§ **Exercise description**:
Within this material, find every line where the string "shortcut" appears, and copy it out.

§ **The input**:
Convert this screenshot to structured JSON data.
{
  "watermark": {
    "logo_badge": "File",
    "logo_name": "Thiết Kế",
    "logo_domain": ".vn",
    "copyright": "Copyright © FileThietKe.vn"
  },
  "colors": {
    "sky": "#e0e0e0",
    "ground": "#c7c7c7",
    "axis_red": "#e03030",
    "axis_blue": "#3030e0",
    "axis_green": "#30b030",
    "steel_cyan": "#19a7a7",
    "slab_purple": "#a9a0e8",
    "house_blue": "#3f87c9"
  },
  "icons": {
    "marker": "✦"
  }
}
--
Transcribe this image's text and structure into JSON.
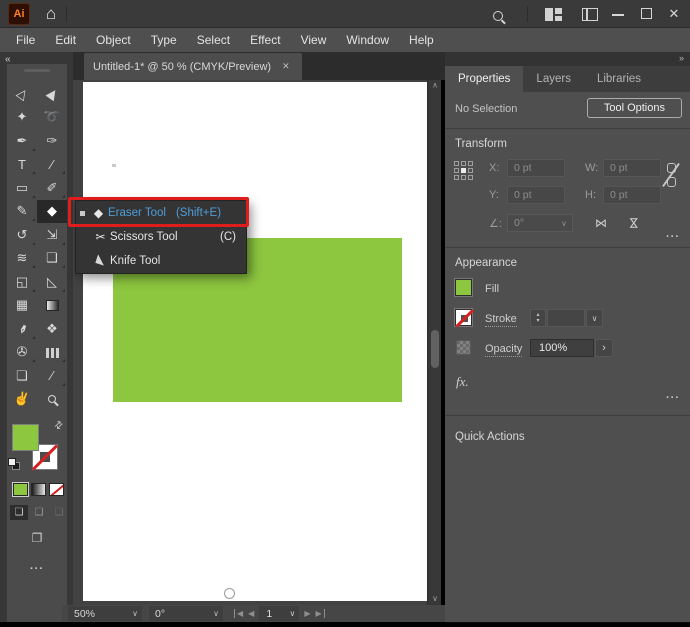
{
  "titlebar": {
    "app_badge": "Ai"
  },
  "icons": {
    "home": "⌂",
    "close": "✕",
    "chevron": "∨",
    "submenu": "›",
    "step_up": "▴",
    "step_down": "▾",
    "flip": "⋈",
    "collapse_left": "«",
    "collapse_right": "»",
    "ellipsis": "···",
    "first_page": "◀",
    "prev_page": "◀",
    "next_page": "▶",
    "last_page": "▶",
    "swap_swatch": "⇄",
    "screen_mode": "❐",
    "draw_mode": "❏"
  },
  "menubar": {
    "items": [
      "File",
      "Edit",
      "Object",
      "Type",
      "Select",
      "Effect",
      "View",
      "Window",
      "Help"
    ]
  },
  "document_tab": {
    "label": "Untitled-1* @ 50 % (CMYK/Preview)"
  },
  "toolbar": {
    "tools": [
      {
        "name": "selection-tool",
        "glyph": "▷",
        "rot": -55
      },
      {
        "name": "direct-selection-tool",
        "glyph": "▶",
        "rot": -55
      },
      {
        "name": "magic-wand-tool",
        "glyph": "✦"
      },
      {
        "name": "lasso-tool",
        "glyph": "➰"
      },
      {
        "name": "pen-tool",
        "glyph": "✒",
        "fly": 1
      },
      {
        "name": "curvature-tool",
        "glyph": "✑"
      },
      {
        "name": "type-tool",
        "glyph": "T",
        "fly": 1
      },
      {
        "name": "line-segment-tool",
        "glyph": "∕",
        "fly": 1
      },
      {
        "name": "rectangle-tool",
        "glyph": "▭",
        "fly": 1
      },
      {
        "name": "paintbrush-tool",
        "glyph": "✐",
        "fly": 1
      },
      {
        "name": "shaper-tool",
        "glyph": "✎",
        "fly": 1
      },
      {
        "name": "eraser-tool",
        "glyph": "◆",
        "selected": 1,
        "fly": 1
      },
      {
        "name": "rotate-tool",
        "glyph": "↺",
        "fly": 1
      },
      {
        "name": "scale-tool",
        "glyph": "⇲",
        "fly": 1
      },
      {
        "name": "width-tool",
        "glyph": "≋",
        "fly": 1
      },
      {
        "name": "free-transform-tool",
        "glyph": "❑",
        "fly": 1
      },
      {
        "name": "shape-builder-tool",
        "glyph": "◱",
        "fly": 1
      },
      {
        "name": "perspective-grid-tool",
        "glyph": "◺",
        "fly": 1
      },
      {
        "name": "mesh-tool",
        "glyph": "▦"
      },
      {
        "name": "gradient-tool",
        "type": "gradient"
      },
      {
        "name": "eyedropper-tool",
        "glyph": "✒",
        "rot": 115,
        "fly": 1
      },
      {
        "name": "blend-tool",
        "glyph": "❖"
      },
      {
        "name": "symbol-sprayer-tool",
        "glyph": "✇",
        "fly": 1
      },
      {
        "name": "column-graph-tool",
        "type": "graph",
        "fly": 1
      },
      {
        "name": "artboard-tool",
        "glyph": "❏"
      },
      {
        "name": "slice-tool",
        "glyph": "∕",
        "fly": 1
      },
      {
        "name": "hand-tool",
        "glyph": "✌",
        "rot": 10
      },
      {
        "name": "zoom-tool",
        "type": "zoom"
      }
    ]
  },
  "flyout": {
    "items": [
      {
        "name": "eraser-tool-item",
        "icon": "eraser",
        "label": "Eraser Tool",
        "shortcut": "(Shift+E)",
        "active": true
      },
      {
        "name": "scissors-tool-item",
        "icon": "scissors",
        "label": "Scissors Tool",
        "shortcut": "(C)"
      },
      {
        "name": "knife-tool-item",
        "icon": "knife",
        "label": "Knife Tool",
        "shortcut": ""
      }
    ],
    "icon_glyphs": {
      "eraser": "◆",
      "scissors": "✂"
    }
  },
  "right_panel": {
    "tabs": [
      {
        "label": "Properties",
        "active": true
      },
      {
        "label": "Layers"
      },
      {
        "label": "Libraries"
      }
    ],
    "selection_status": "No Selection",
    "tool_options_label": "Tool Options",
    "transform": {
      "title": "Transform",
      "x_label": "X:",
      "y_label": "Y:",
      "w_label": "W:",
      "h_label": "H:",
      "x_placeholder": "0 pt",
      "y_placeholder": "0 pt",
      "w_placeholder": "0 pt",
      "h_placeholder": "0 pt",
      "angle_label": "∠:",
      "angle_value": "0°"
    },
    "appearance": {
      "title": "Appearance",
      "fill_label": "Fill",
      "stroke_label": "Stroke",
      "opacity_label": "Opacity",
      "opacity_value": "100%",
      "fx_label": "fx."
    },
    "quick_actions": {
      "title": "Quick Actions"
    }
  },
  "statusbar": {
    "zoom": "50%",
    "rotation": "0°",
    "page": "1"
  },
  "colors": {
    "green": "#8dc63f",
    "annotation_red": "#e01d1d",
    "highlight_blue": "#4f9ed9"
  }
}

§ **Exercise response**:
        "shortcut": "(Shift+E)",
        "shortcut": "(C)"
        "shortcut": ""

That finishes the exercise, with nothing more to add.